Law enforcement agencies, the National Guard, and substance abuse counselors were all on hand for Drug Take Back Day outside Eastdale Mall in Montgomery.
"There's been a good response. Pretty steady traffic, so we appreciate people coming out and finding this way to get rid of their unused drugs safely," said David Peterson, Chief Master Sergeant with the National Guard
This year, there were six drop-off locations across the River Region. Officials say more and more people are turning out every year, and it's partly due to educating the public more about just how harmful prescription drugs can be.
"A lot of time kids end up looking into medicine cabinets and grabbing things and taking them to parties, throwing them into a bowl and the results are potentially lethal at times and quite dangerous," said Peterson.
"The trend that's going on with our youth right now, they are actually going into medicine cabinets and drawers right at home and they're getting the prescription meds and they're taking them to get high," said Kwatasian Hunt, Prevention Director with the Council on Substance Abuse.
However, flushing those medications down the toilet can also be dangerous, because it poses a huge environmental threat. That's what made Christy Bise clean out her medicine cabinet.
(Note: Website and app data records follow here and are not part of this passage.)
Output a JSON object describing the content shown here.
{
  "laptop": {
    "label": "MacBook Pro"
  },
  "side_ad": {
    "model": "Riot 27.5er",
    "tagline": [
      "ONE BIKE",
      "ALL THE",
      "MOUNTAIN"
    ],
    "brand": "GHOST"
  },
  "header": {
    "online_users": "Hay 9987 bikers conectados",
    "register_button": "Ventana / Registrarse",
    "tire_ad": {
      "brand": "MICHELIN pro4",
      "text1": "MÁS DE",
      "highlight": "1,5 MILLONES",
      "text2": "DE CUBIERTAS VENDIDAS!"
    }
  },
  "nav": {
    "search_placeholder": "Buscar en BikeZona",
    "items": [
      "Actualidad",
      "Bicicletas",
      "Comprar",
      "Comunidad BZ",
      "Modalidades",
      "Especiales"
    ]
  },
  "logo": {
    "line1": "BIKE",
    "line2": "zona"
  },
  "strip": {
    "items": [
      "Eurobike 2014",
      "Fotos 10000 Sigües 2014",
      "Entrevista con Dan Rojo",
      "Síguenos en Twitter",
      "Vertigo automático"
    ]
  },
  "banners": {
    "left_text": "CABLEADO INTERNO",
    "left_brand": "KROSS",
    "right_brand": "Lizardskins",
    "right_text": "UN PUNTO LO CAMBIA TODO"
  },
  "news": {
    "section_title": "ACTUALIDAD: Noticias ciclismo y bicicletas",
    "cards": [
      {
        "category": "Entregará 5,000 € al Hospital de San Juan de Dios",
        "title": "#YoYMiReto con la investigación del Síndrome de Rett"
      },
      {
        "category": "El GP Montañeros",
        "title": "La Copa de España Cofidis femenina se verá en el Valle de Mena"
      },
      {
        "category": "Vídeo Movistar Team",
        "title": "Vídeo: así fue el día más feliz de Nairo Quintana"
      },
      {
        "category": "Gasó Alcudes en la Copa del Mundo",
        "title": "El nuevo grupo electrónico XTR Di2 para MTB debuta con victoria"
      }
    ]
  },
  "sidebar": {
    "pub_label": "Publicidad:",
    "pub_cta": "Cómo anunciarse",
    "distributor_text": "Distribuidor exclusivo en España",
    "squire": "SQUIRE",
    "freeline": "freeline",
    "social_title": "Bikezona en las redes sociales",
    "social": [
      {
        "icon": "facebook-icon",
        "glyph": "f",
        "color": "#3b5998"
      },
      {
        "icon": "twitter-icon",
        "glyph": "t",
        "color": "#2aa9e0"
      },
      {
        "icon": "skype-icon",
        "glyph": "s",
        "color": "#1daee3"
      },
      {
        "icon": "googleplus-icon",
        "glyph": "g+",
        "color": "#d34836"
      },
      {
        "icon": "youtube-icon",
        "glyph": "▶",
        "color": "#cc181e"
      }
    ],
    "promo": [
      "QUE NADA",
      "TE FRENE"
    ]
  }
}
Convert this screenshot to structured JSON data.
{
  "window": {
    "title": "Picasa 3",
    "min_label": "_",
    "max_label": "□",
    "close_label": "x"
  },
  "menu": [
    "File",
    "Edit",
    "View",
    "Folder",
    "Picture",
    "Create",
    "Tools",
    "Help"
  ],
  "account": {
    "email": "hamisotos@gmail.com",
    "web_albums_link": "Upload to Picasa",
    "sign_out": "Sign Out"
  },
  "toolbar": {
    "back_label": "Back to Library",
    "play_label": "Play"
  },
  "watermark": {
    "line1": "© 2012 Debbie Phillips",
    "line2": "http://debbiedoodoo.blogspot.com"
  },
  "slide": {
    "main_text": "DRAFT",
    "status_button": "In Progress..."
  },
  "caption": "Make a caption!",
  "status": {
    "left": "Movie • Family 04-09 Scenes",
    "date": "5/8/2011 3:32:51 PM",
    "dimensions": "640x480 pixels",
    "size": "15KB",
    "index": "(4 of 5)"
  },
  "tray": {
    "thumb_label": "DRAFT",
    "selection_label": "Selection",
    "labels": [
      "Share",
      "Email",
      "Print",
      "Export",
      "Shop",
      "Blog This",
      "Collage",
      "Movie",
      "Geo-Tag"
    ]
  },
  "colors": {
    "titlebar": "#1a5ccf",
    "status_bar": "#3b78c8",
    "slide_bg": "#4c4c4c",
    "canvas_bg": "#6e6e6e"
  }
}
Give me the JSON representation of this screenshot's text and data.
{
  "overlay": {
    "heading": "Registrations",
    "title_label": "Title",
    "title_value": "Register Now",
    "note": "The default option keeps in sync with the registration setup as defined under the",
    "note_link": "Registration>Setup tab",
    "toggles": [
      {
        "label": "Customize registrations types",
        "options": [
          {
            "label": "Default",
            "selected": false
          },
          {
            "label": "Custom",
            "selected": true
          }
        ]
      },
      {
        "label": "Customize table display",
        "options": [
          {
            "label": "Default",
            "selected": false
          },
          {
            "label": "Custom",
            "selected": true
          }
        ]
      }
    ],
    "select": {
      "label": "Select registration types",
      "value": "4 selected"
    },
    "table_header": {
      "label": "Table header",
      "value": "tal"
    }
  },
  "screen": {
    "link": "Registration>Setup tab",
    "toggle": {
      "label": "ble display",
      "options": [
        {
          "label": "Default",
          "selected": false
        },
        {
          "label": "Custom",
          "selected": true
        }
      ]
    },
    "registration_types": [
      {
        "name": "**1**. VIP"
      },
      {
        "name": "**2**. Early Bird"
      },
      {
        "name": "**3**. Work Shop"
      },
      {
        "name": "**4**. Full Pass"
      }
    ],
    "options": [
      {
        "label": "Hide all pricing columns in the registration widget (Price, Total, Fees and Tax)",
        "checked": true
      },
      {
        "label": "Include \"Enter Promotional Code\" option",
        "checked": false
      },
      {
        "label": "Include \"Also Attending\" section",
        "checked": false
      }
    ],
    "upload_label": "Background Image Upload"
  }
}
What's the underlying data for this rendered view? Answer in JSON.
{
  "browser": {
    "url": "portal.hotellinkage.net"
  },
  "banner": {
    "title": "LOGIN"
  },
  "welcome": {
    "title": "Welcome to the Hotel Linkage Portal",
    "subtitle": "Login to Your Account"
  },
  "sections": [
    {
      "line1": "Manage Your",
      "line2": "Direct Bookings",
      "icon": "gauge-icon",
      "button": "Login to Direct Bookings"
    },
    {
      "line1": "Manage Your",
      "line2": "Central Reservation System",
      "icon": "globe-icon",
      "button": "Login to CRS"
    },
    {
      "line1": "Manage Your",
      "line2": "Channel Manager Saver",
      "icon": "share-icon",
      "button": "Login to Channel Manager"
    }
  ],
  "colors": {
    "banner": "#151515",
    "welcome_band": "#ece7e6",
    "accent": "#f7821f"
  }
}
"Safety reasons, to keep children from getting into them and environmental reasons. It gets into your water supply, it contaminates the fish," she said.
Officials say if you missed Drug Take Back Day, you can get rid of your medicines by mixing them with coffee grounds and cat litter and throwing them away.
Drug Take Back Day usually is held twice a year across the country, in April and October.